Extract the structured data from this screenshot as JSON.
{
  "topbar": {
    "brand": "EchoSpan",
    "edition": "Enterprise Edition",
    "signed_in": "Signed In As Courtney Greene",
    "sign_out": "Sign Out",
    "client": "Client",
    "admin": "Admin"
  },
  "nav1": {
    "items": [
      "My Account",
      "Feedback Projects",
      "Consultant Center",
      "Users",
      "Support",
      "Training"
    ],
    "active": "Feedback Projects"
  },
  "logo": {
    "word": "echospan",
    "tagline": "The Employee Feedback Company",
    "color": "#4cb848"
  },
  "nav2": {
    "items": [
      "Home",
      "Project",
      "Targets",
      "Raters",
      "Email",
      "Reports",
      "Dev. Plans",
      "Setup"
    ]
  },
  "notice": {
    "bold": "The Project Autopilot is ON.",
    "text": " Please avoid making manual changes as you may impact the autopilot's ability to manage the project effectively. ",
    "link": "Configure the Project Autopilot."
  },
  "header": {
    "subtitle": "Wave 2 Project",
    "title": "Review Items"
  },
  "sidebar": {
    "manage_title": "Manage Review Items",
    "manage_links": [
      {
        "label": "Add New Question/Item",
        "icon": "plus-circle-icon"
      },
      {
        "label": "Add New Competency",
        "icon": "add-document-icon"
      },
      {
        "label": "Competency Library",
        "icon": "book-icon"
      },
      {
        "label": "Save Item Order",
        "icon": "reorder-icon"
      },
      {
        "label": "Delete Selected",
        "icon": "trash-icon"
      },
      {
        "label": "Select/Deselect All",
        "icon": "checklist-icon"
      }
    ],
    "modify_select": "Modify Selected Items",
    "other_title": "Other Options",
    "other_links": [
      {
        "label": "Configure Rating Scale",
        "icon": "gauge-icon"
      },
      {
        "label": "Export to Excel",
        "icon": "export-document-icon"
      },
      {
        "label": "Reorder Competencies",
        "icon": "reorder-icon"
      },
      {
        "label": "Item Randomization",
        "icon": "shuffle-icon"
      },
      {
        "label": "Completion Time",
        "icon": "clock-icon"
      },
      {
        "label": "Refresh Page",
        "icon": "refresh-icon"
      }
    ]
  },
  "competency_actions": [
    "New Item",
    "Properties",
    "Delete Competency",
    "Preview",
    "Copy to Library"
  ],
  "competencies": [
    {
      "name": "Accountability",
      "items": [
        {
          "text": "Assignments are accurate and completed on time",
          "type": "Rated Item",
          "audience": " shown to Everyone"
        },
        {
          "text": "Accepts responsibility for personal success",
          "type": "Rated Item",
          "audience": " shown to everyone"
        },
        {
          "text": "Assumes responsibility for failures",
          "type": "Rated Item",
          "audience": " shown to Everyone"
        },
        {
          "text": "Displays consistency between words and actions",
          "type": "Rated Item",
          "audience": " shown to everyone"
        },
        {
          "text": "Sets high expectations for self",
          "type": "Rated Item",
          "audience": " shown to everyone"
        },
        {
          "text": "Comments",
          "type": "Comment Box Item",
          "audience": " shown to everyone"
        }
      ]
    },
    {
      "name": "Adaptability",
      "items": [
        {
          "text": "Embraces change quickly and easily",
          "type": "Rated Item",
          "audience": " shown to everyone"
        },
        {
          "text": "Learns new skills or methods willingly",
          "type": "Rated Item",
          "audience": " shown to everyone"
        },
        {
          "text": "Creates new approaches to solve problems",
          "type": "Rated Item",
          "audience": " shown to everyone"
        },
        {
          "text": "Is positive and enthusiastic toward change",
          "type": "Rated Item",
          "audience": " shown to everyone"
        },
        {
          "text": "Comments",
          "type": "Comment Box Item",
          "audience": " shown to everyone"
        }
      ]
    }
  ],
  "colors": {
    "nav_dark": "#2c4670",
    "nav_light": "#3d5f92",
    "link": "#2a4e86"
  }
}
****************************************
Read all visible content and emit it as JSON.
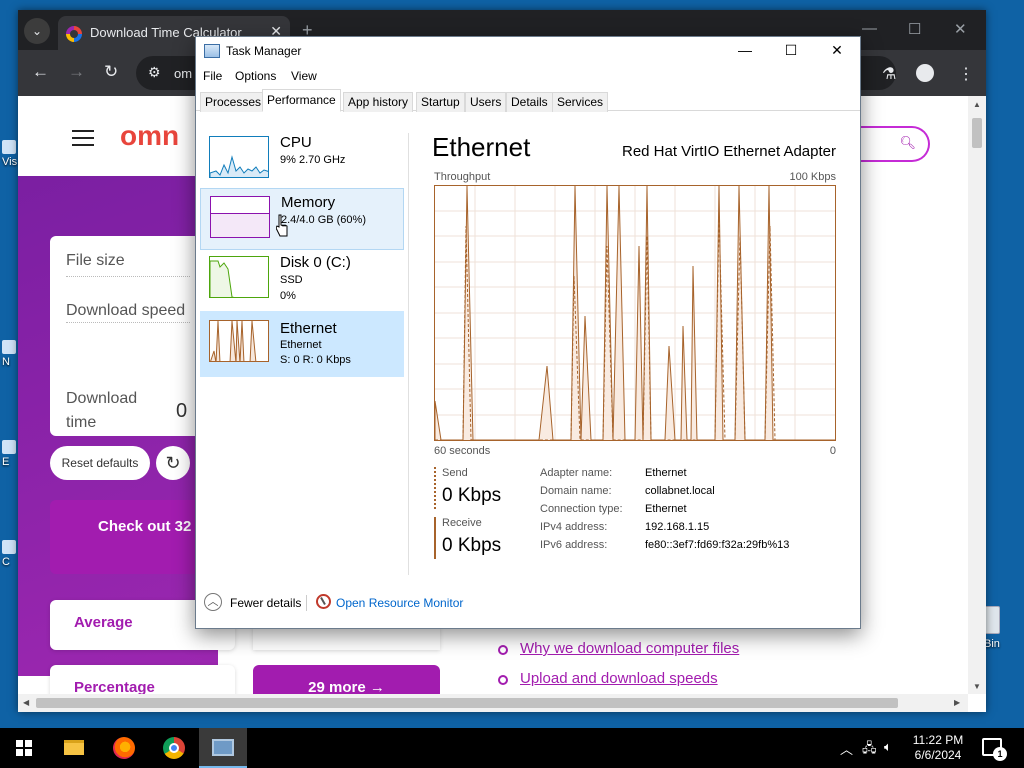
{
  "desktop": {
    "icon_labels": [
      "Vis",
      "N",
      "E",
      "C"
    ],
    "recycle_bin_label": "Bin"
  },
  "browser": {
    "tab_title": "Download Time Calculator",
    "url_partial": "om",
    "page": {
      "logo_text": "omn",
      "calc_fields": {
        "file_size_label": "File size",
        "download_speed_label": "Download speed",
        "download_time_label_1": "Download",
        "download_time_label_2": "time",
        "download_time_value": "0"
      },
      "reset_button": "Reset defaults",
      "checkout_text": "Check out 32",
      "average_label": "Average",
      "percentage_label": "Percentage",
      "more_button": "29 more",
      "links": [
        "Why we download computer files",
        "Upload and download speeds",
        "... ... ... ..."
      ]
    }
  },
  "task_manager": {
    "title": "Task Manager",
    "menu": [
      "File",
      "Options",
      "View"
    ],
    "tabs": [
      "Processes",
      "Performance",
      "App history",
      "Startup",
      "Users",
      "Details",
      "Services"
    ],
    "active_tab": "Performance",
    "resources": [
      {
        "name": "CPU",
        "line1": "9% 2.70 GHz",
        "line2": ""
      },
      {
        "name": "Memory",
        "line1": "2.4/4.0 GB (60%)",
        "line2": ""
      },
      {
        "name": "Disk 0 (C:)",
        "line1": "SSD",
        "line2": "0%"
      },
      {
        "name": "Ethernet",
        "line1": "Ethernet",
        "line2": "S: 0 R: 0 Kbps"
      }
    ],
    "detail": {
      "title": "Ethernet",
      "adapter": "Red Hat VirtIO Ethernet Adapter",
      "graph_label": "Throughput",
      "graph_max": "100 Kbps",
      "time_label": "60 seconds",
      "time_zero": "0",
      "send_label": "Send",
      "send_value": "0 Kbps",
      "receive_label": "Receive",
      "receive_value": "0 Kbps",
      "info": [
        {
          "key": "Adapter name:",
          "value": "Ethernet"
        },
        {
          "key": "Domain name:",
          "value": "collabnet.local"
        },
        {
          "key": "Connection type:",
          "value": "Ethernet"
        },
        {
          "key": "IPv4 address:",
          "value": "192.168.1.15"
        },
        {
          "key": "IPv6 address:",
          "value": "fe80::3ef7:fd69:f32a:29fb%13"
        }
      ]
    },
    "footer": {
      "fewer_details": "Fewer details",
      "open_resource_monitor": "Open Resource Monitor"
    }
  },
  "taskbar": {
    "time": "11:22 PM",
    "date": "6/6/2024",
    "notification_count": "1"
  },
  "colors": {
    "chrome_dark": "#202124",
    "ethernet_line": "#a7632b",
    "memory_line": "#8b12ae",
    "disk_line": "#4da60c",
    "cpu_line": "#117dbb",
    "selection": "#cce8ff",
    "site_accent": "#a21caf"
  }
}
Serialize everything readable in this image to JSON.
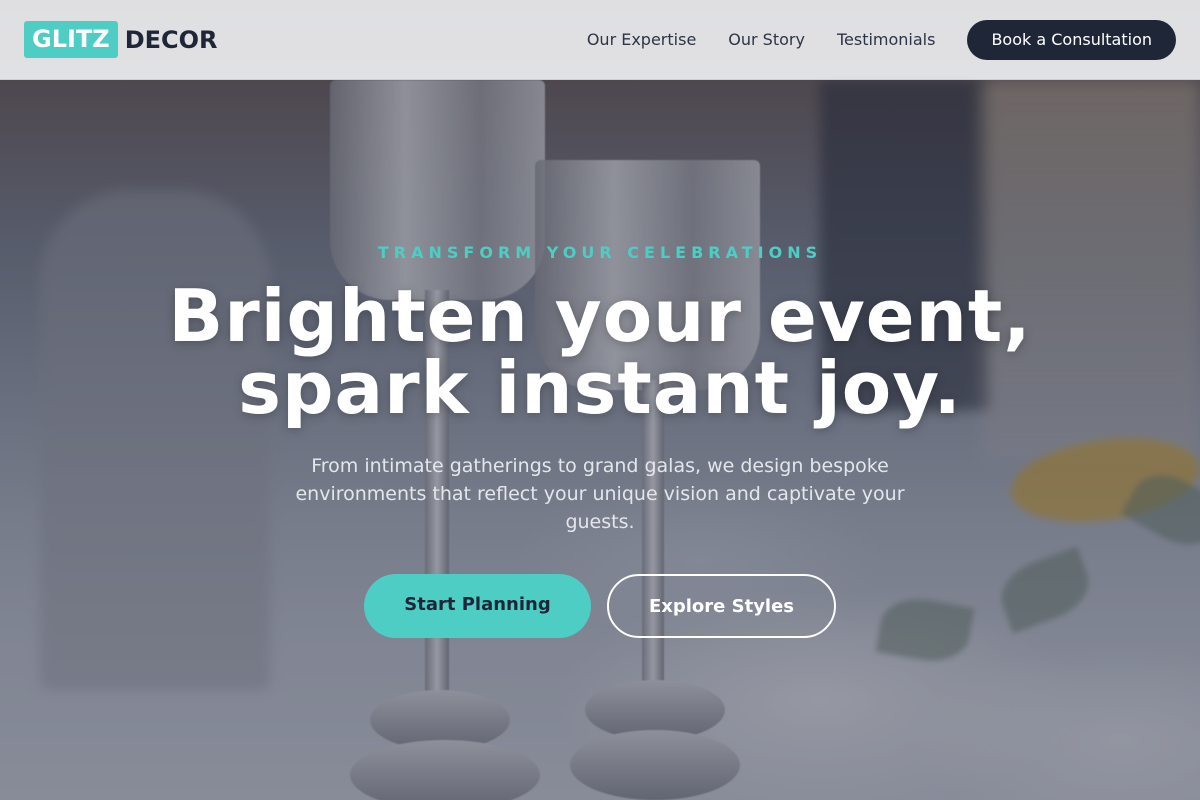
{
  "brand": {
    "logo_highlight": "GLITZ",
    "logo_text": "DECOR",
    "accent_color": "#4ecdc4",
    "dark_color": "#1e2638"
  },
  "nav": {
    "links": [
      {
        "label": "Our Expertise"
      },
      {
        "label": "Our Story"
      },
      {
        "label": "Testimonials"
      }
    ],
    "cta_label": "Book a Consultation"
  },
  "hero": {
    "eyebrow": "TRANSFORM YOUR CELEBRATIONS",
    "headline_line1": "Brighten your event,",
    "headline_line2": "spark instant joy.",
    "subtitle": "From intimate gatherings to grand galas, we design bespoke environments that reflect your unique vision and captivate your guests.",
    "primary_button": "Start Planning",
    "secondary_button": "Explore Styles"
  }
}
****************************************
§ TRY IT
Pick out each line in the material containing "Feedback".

§ WRITTEN RESPONSE
      "Feedback Projects",
    "active": "Feedback Projects"
    "tagline": "The Employee Feedback Company",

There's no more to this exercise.